I am disappointed the Federal Government has decided to push ahead with legislation that will override Territory legislation … I was informed this week that—
legislation would be repealed and our environmental heritage and appeal rights would be restored. We have now had a chance to examine the new legislation and this is not the case.
What they did was to realise that Minister Ferguson just cut and pasted the bill that Senator Scullion's government had carriage of and then tried to pretend that it was something new. How absurd. They must think we are idiots.
I referenced the Public Health Association of Australia before in terms of medical professionals saying, 'Stop using medical procedures and medical radiopharmaceuticals as a shield and a pretence that we need the dump. This is about spent fuel. This is not about medical wastes.' I think the Public Health Association of Australia brought to the minister's and the government's attention the fact that there are other ways of producing radiopharmaceuticals, and the medical procedures obviously do not need to be put at risk by this campaign to prevent the nuclear waste dump getting up. The government has taken, in my view, quite a shameful stance in pretending somehow that kids will get cancer if Dianne Stokes does not get a radioactive waste dump up at Muckaty. It is utterly offensive to put that kind of thing on the people up there.
I have been profoundly moved by taking part in this campaign over the last couple of years, and it is clear that we are just beginning.

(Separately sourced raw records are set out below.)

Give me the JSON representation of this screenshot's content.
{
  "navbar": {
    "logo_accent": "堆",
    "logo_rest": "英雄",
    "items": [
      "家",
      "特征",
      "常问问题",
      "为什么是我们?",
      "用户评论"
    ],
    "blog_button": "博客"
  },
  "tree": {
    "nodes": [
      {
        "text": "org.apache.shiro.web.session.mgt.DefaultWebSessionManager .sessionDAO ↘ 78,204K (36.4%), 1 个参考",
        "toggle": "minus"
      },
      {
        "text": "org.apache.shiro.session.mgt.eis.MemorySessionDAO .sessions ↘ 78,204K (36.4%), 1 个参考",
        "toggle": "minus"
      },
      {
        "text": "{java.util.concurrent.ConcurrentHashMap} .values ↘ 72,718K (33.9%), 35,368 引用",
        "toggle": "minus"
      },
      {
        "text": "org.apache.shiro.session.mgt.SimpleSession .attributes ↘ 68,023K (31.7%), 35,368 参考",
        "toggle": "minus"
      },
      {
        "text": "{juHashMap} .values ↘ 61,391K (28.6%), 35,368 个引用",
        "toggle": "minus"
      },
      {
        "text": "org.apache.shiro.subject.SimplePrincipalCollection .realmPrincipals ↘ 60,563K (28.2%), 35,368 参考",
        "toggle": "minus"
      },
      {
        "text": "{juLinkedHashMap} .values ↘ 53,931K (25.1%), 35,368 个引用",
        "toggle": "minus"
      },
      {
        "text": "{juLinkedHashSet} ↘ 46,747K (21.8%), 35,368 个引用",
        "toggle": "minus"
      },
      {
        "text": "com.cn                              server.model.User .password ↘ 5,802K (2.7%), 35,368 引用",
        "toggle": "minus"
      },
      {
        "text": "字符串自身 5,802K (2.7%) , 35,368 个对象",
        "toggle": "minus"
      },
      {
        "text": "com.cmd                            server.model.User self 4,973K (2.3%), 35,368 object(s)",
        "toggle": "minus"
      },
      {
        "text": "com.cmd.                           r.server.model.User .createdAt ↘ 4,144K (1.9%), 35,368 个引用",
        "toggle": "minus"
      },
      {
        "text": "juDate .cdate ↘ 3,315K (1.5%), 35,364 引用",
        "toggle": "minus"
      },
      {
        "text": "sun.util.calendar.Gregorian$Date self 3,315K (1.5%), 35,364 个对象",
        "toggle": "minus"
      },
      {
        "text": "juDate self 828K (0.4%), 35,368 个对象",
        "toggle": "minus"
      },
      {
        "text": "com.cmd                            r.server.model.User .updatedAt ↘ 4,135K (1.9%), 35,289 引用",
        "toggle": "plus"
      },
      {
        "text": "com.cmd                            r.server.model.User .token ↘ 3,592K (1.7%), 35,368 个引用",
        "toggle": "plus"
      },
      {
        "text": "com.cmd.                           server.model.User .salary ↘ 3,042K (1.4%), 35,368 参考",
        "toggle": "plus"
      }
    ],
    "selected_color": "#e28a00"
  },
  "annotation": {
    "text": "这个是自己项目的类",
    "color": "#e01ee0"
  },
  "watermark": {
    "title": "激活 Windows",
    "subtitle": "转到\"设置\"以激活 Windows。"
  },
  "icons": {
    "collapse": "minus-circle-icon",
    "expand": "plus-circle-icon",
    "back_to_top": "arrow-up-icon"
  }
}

The dispute over the land tenure itself is still in the Federal Court, but I think the deeper argument about why we continually assume that an Aboriginal community in some remote part of Australia should host this waste is the deeper question, irrespective of the outcome of the vote we are to take here this afternoon and the action in the Federal Court. Why do we always insist that this dump needs to be somewhere remote?
The final words for this stage of this campaign, of course, must go to Dianne Stokes, but I did not want to pass without acknowledging some of the people who have put their heart and soul into this campaign over far, far too many years. Natalie Wasley has effectively put her life on hold and helped run an extraordinary campaign. Dave Sweeney from ACF has been working overtime on this campaign for years and years and is, I think, one of the smartest and cleverest antinuclear campaigners that I have ever come across. I would particularly like to mention Gerry McCarthy in the Northern Territory government, who I think has gone above and beyond in challenging the coercive attitude of his federal colleagues who seem to think that they can just ram this thing through.
The last words, of course, are to Dianne. She says in the introduction to the Manuwangku, Under the Nuclear Cloud booklet: 'This waste dump needs to stop. Martin Ferguson needs to start listening to us. He'd better do that because he doesn't know what's going to happen at the other end. There's a fight waiting and that's my promise. I will always be a strong person to fight against it.' That is the unnecessary fight that this government has picked in a bipartisan consensus with the opposition that proposed it in the first place, and this is the beginning of the campaign to stop Muckaty, not the end.